With inflation at the forefront of most Americans’ concern, the pressure is on at the Federal Reserve—the country’s central bank and deviser of monetary policy—to fix the problem.
The bank has already raised borrowing rates four times during this year alone in an attempt to slow down economic activity and stabilize prices, and its work is far from over.
“So far, inflation continues to surprise us to the upside,” Kashkari said.
“We are committed to bringing inflation down and we’re going to do what we need to do. And we’re a long way away from achieving an economy that is back at 2% inflation and that’s where we need to get to,” he added, referring to the target 2% inflation rate that the Fed has long considered to be ideal.
The Fed’s top priority
Inflation and recessions are very different economic circumstances, with the former marked by high prices and rising cost of living, and the latter defined by a slowdown in economic activity and—usually—a rise in unemployment.
But while the two are distinct, they are also intrinsically related.
If the Fed becomes too ambitious in fighting inflation and raises interest rates too aggressively, the economy could eventually grind to a halt, stall, and start contracting, triggering a recession.
And while the Fed is certainly thinking about how to avoid a recession, fighting inflation remains the top priority.
“We don’t want to see the economy overheating. We would love it if we can transition to a sustainable economy without tipping the economy into recession,” Kashkari said, but added that rising chances of a recession do little to change the fact that the Fed has “its own work to do” concerning inflation.
Kashkari does see some encouraging signs that a recession, or at least a severe one, can still be avoided, citing the economy’s strong recent job numbers, which show that the high unemployment commonly seen during recessions has yet to hit the U.S. economy.
But not all sectors have been able to retain jobs amid an increasingly cloudy macroeconomic picture.
Kashkari noted that the tech sector, in particular, has seen waves of layoffs over the past few months, a phenomenon that could be a canary in the coal mine for a larger market downturn further down the line.

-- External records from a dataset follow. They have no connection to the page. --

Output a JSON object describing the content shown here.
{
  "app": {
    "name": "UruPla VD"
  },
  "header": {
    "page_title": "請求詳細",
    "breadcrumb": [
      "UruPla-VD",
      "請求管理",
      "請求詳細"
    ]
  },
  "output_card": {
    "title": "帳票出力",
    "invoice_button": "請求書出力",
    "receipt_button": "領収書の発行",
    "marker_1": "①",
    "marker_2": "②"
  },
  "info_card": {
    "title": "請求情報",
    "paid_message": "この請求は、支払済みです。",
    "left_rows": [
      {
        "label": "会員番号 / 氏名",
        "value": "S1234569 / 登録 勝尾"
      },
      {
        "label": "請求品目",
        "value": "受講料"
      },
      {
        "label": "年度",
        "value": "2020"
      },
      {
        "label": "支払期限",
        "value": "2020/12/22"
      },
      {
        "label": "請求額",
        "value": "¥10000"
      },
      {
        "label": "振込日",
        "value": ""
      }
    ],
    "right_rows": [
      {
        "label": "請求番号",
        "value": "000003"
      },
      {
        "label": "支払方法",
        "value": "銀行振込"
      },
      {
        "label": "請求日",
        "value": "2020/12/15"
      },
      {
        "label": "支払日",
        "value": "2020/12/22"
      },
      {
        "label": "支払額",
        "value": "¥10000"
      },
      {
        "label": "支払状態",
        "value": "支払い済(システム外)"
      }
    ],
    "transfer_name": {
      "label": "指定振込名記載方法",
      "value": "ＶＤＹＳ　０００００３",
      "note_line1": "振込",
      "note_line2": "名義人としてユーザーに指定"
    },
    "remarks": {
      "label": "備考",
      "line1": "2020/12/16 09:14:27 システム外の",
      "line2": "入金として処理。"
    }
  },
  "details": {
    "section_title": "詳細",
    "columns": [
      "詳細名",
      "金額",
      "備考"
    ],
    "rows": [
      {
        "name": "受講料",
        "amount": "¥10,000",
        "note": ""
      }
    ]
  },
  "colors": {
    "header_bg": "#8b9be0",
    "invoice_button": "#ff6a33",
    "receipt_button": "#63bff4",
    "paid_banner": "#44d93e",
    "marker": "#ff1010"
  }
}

Kashkari’s views on the likelihood of a recession are shared by the Federal Reserve’s top brass.
Last week, shortly before the latest GDP numbers were released and after the bank had announced the latest spate of interest rate hikes, Fed Chair Jerome Powell said that they would have little bearing on the chances of a recession.
“You tend to take first GDP reports with a grain of salt,” he said, adding that he does not think the U.S. is currently in a recession.

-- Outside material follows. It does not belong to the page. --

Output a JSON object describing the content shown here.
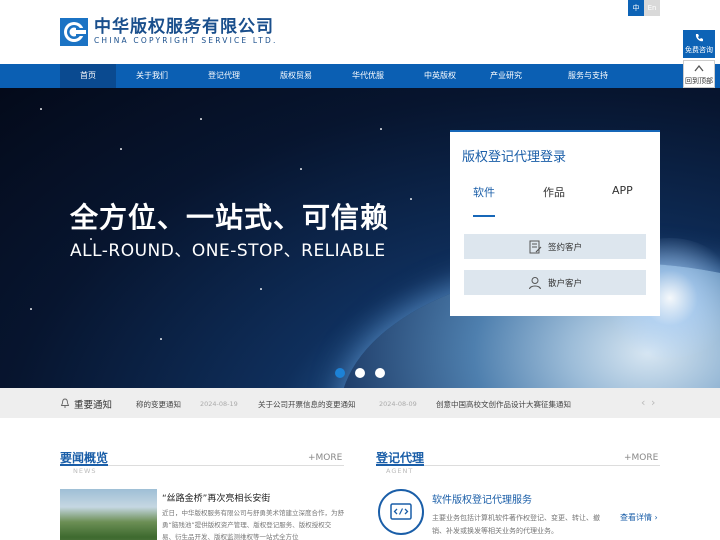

“The reason is,” he said, “there are just too many areas of the economy, performing too well. I would point to the labor market in particular.”
This story was originally featured on Fortune.com